[Task inputs]
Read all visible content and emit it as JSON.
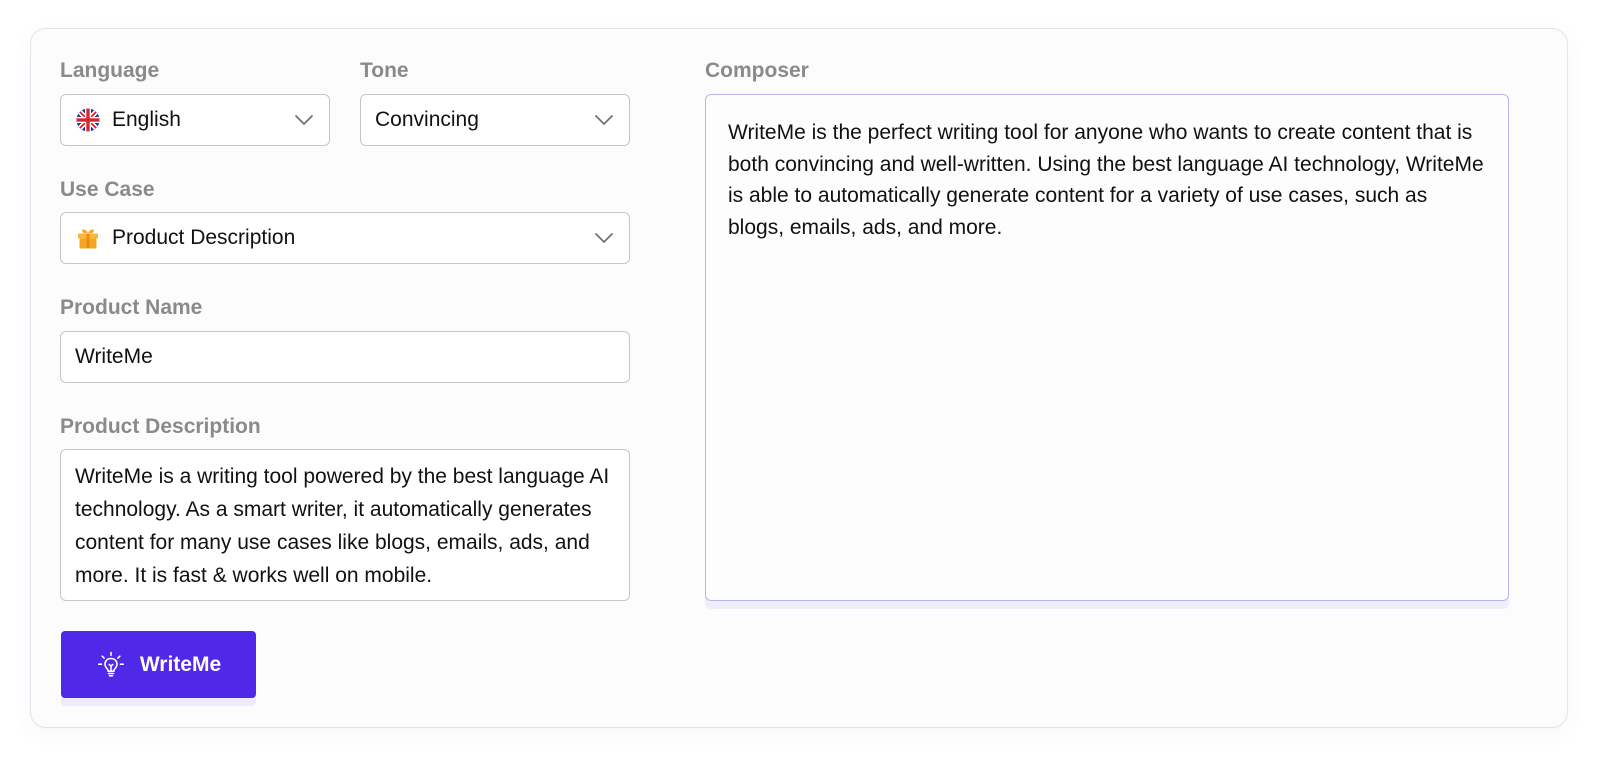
{
  "form": {
    "language": {
      "label": "Language",
      "value": "English",
      "icon": "uk-flag-icon"
    },
    "tone": {
      "label": "Tone",
      "value": "Convincing"
    },
    "use_case": {
      "label": "Use Case",
      "value": "Product Description",
      "icon": "gift-icon"
    },
    "product_name": {
      "label": "Product Name",
      "value": "WriteMe"
    },
    "product_description": {
      "label": "Product Description",
      "value": "WriteMe is a writing tool powered by the best language AI technology. As a smart writer, it automatically generates content for many use cases like blogs, emails, ads, and more. It is fast & works well on mobile."
    },
    "submit": {
      "label": "WriteMe",
      "icon": "lightbulb-icon"
    }
  },
  "composer": {
    "label": "Composer",
    "text": "WriteMe is the perfect writing tool for anyone who wants to create content that is both convincing and well-written. Using the best language AI technology, WriteMe is able to automatically generate content for a variety of use cases, such as blogs, emails, ads, and more."
  },
  "colors": {
    "accent": "#5028e8",
    "label": "#8a8a8a",
    "border": "#c6c6c6",
    "composer_border": "#b9b6ef"
  }
}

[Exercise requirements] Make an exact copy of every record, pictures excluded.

[Response to this task]
Read all visible content and emit it as JSON.
{
  "form": {
    "language": {
      "label": "Language",
      "value": "English",
      "icon": "uk-flag-icon"
    },
    "tone": {
      "label": "Tone",
      "value": "Convincing"
    },
    "use_case": {
      "label": "Use Case",
      "value": "Product Description",
      "icon": "gift-icon"
    },
    "product_name": {
      "label": "Product Name",
      "value": "WriteMe"
    },
    "product_description": {
      "label": "Product Description",
      "value": "WriteMe is a writing tool powered by the best language AI technology. As a smart writer, it automatically generates content for many use cases like blogs, emails, ads, and more. It is fast & works well on mobile."
    },
    "submit": {
      "label": "WriteMe",
      "icon": "lightbulb-icon"
    }
  },
  "composer": {
    "label": "Composer",
    "text": "WriteMe is the perfect writing tool for anyone who wants to create content that is both convincing and well-written. Using the best language AI technology, WriteMe is able to automatically generate content for a variety of use cases, such as blogs, emails, ads, and more."
  },
  "colors": {
    "accent": "#5028e8",
    "label": "#8a8a8a",
    "border": "#c6c6c6",
    "composer_border": "#b9b6ef"
  }
}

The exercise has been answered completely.